Restate the data word for word. Leave the pictures out.

'''

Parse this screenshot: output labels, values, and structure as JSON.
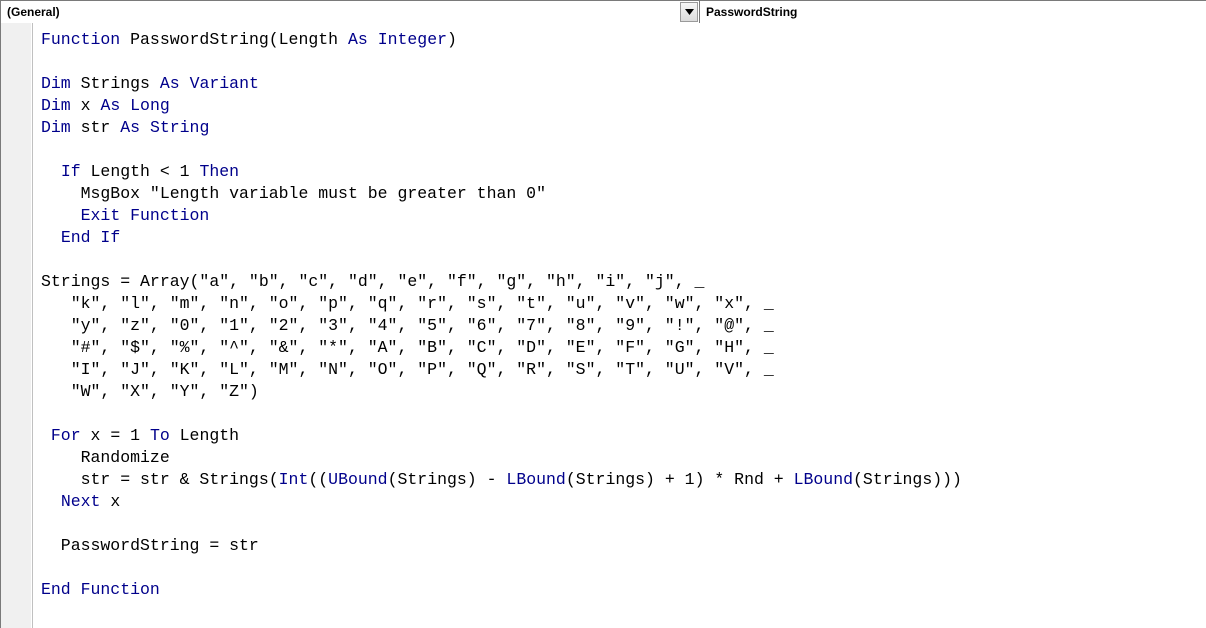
{
  "dropdowns": {
    "object": "(General)",
    "procedure": "PasswordString"
  },
  "code": {
    "tokens": [
      [
        {
          "t": "Function",
          "k": true
        },
        {
          "t": " PasswordString(Length "
        },
        {
          "t": "As",
          "k": true
        },
        {
          "t": " "
        },
        {
          "t": "Integer",
          "k": true
        },
        {
          "t": ")"
        }
      ],
      [],
      [
        {
          "t": "Dim",
          "k": true
        },
        {
          "t": " Strings "
        },
        {
          "t": "As",
          "k": true
        },
        {
          "t": " "
        },
        {
          "t": "Variant",
          "k": true
        }
      ],
      [
        {
          "t": "Dim",
          "k": true
        },
        {
          "t": " x "
        },
        {
          "t": "As",
          "k": true
        },
        {
          "t": " "
        },
        {
          "t": "Long",
          "k": true
        }
      ],
      [
        {
          "t": "Dim",
          "k": true
        },
        {
          "t": " str "
        },
        {
          "t": "As",
          "k": true
        },
        {
          "t": " "
        },
        {
          "t": "String",
          "k": true
        }
      ],
      [],
      [
        {
          "t": "  "
        },
        {
          "t": "If",
          "k": true
        },
        {
          "t": " Length < 1 "
        },
        {
          "t": "Then",
          "k": true
        }
      ],
      [
        {
          "t": "    MsgBox \"Length variable must be greater than 0\""
        }
      ],
      [
        {
          "t": "    "
        },
        {
          "t": "Exit Function",
          "k": true
        }
      ],
      [
        {
          "t": "  "
        },
        {
          "t": "End If",
          "k": true
        }
      ],
      [],
      [
        {
          "t": "Strings = Array(\"a\", \"b\", \"c\", \"d\", \"e\", \"f\", \"g\", \"h\", \"i\", \"j\", _"
        }
      ],
      [
        {
          "t": "   \"k\", \"l\", \"m\", \"n\", \"o\", \"p\", \"q\", \"r\", \"s\", \"t\", \"u\", \"v\", \"w\", \"x\", _"
        }
      ],
      [
        {
          "t": "   \"y\", \"z\", \"0\", \"1\", \"2\", \"3\", \"4\", \"5\", \"6\", \"7\", \"8\", \"9\", \"!\", \"@\", _"
        }
      ],
      [
        {
          "t": "   \"#\", \"$\", \"%\", \"^\", \"&\", \"*\", \"A\", \"B\", \"C\", \"D\", \"E\", \"F\", \"G\", \"H\", _"
        }
      ],
      [
        {
          "t": "   \"I\", \"J\", \"K\", \"L\", \"M\", \"N\", \"O\", \"P\", \"Q\", \"R\", \"S\", \"T\", \"U\", \"V\", _"
        }
      ],
      [
        {
          "t": "   \"W\", \"X\", \"Y\", \"Z\")"
        }
      ],
      [],
      [
        {
          "t": " "
        },
        {
          "t": "For",
          "k": true
        },
        {
          "t": " x = 1 "
        },
        {
          "t": "To",
          "k": true
        },
        {
          "t": " Length"
        }
      ],
      [
        {
          "t": "    Randomize"
        }
      ],
      [
        {
          "t": "    str = str & Strings("
        },
        {
          "t": "Int",
          "k": true
        },
        {
          "t": "(("
        },
        {
          "t": "UBound",
          "k": true
        },
        {
          "t": "(Strings) - "
        },
        {
          "t": "LBound",
          "k": true
        },
        {
          "t": "(Strings) + 1) * Rnd + "
        },
        {
          "t": "LBound",
          "k": true
        },
        {
          "t": "(Strings)))"
        }
      ],
      [
        {
          "t": "  "
        },
        {
          "t": "Next",
          "k": true
        },
        {
          "t": " x"
        }
      ],
      [],
      [
        {
          "t": "  PasswordString = str"
        }
      ],
      [],
      [
        {
          "t": "End Function",
          "k": true
        }
      ]
    ]
  }
}
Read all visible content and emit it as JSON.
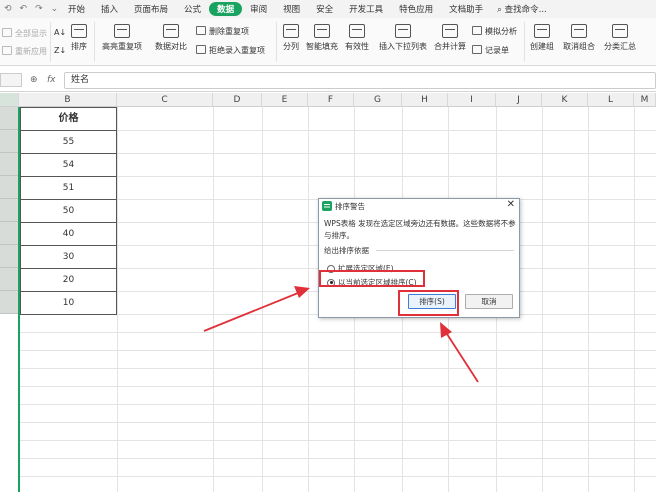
{
  "toolbar": {
    "quick": [
      "⟲",
      "↶",
      "↷",
      "⌄"
    ],
    "tabs": [
      "开始",
      "插入",
      "页面布局",
      "公式",
      "数据",
      "审阅",
      "视图",
      "安全",
      "开发工具",
      "特色应用",
      "文档助手"
    ],
    "active_tab": "数据",
    "search_label": "查找命令..."
  },
  "ribbon": {
    "show_all": "全部显示",
    "reapply": "重新应用",
    "sort": "排序",
    "highlight_dup": "高亮重复项",
    "data_compare": "数据对比",
    "delete_dup": "删除重复项",
    "reject_dup": "拒绝录入重复项",
    "split": "分列",
    "smart_fill": "智能填充",
    "validity": "有效性",
    "dropdown": "插入下拉列表",
    "merge_calc": "合并计算",
    "simulate": "模拟分析",
    "record_sheet": "记录单",
    "group": "创建组",
    "ungroup": "取消组合",
    "subtotal": "分类汇总"
  },
  "formula_bar": {
    "fx": "fx",
    "value": "姓名"
  },
  "sheet": {
    "columns": [
      "B",
      "C",
      "D",
      "E",
      "F",
      "G",
      "H",
      "I",
      "J",
      "K",
      "L",
      "M"
    ],
    "header": "价格",
    "values": [
      "55",
      "54",
      "51",
      "50",
      "40",
      "30",
      "20",
      "10"
    ]
  },
  "dialog": {
    "title": "排序警告",
    "message": "WPS表格 发现在选定区域旁边还有数据。这些数据将不参与排序。",
    "group_label": "给出排序依据",
    "option_expand": "扩展选定区域(E)",
    "option_current": "以当前选定区域排序(C)",
    "selected": "option_current",
    "sort_button": "排序(S)",
    "cancel_button": "取消",
    "close": "✕"
  },
  "colors": {
    "accent": "#1aa260",
    "annotation": "#e0303a"
  }
}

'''

## Completed exercise
Parse this screenshot: output labels, values, and structure as JSON.
{
  "dropdowns": {
    "object": "(General)",
    "procedure": "PasswordString"
  },
  "code": {
    "tokens": [
      [
        {
          "t": "Function",
          "k": true
        },
        {
          "t": " PasswordString(Length "
        },
        {
          "t": "As",
          "k": true
        },
        {
          "t": " "
        },
        {
          "t": "Integer",
          "k": true
        },
        {
          "t": ")"
        }
      ],
      [],
      [
        {
          "t": "Dim",
          "k": true
        },
        {
          "t": " Strings "
        },
        {
          "t": "As",
          "k": true
        },
        {
          "t": " "
        },
        {
          "t": "Variant",
          "k": true
        }
      ],
      [
        {
          "t": "Dim",
          "k": true
        },
        {
          "t": " x "
        },
        {
          "t": "As",
          "k": true
        },
        {
          "t": " "
        },
        {
          "t": "Long",
          "k": true
        }
      ],
      [
        {
          "t": "Dim",
          "k": true
        },
        {
          "t": " str "
        },
        {
          "t": "As",
          "k": true
        },
        {
          "t": " "
        },
        {
          "t": "String",
          "k": true
        }
      ],
      [],
      [
        {
          "t": "  "
        },
        {
          "t": "If",
          "k": true
        },
        {
          "t": " Length < 1 "
        },
        {
          "t": "Then",
          "k": true
        }
      ],
      [
        {
          "t": "    MsgBox \"Length variable must be greater than 0\""
        }
      ],
      [
        {
          "t": "    "
        },
        {
          "t": "Exit Function",
          "k": true
        }
      ],
      [
        {
          "t": "  "
        },
        {
          "t": "End If",
          "k": true
        }
      ],
      [],
      [
        {
          "t": "Strings = Array(\"a\", \"b\", \"c\", \"d\", \"e\", \"f\", \"g\", \"h\", \"i\", \"j\", _"
        }
      ],
      [
        {
          "t": "   \"k\", \"l\", \"m\", \"n\", \"o\", \"p\", \"q\", \"r\", \"s\", \"t\", \"u\", \"v\", \"w\", \"x\", _"
        }
      ],
      [
        {
          "t": "   \"y\", \"z\", \"0\", \"1\", \"2\", \"3\", \"4\", \"5\", \"6\", \"7\", \"8\", \"9\", \"!\", \"@\", _"
        }
      ],
      [
        {
          "t": "   \"#\", \"$\", \"%\", \"^\", \"&\", \"*\", \"A\", \"B\", \"C\", \"D\", \"E\", \"F\", \"G\", \"H\", _"
        }
      ],
      [
        {
          "t": "   \"I\", \"J\", \"K\", \"L\", \"M\", \"N\", \"O\", \"P\", \"Q\", \"R\", \"S\", \"T\", \"U\", \"V\", _"
        }
      ],
      [
        {
          "t": "   \"W\", \"X\", \"Y\", \"Z\")"
        }
      ],
      [],
      [
        {
          "t": " "
        },
        {
          "t": "For",
          "k": true
        },
        {
          "t": " x = 1 "
        },
        {
          "t": "To",
          "k": true
        },
        {
          "t": " Length"
        }
      ],
      [
        {
          "t": "    Randomize"
        }
      ],
      [
        {
          "t": "    str = str & Strings("
        },
        {
          "t": "Int",
          "k": true
        },
        {
          "t": "(("
        },
        {
          "t": "UBound",
          "k": true
        },
        {
          "t": "(Strings) - "
        },
        {
          "t": "LBound",
          "k": true
        },
        {
          "t": "(Strings) + 1) * Rnd + "
        },
        {
          "t": "LBound",
          "k": true
        },
        {
          "t": "(Strings)))"
        }
      ],
      [
        {
          "t": "  "
        },
        {
          "t": "Next",
          "k": true
        },
        {
          "t": " x"
        }
      ],
      [],
      [
        {
          "t": "  PasswordString = str"
        }
      ],
      [],
      [
        {
          "t": "End Function",
          "k": true
        }
      ]
    ]
  }
}
Read all visible content and emit it as JSON.
{
  "toolbar": {
    "quick": [
      "⟲",
      "↶",
      "↷",
      "⌄"
    ],
    "tabs": [
      "开始",
      "插入",
      "页面布局",
      "公式",
      "数据",
      "审阅",
      "视图",
      "安全",
      "开发工具",
      "特色应用",
      "文档助手"
    ],
    "active_tab": "数据",
    "search_label": "查找命令..."
  },
  "ribbon": {
    "show_all": "全部显示",
    "reapply": "重新应用",
    "sort": "排序",
    "highlight_dup": "高亮重复项",
    "data_compare": "数据对比",
    "delete_dup": "删除重复项",
    "reject_dup": "拒绝录入重复项",
    "split": "分列",
    "smart_fill": "智能填充",
    "validity": "有效性",
    "dropdown": "插入下拉列表",
    "merge_calc": "合并计算",
    "simulate": "模拟分析",
    "record_sheet": "记录单",
    "group": "创建组",
    "ungroup": "取消组合",
    "subtotal": "分类汇总"
  },
  "formula_bar": {
    "fx": "fx",
    "value": "姓名"
  },
  "sheet": {
    "columns": [
      "B",
      "C",
      "D",
      "E",
      "F",
      "G",
      "H",
      "I",
      "J",
      "K",
      "L",
      "M"
    ],
    "header": "价格",
    "values": [
      "55",
      "54",
      "51",
      "50",
      "40",
      "30",
      "20",
      "10"
    ]
  },
  "dialog": {
    "title": "排序警告",
    "message": "WPS表格 发现在选定区域旁边还有数据。这些数据将不参与排序。",
    "group_label": "给出排序依据",
    "option_expand": "扩展选定区域(E)",
    "option_current": "以当前选定区域排序(C)",
    "selected": "option_current",
    "sort_button": "排序(S)",
    "cancel_button": "取消",
    "close": "✕"
  },
  "colors": {
    "accent": "#1aa260",
    "annotation": "#e0303a"
  }
}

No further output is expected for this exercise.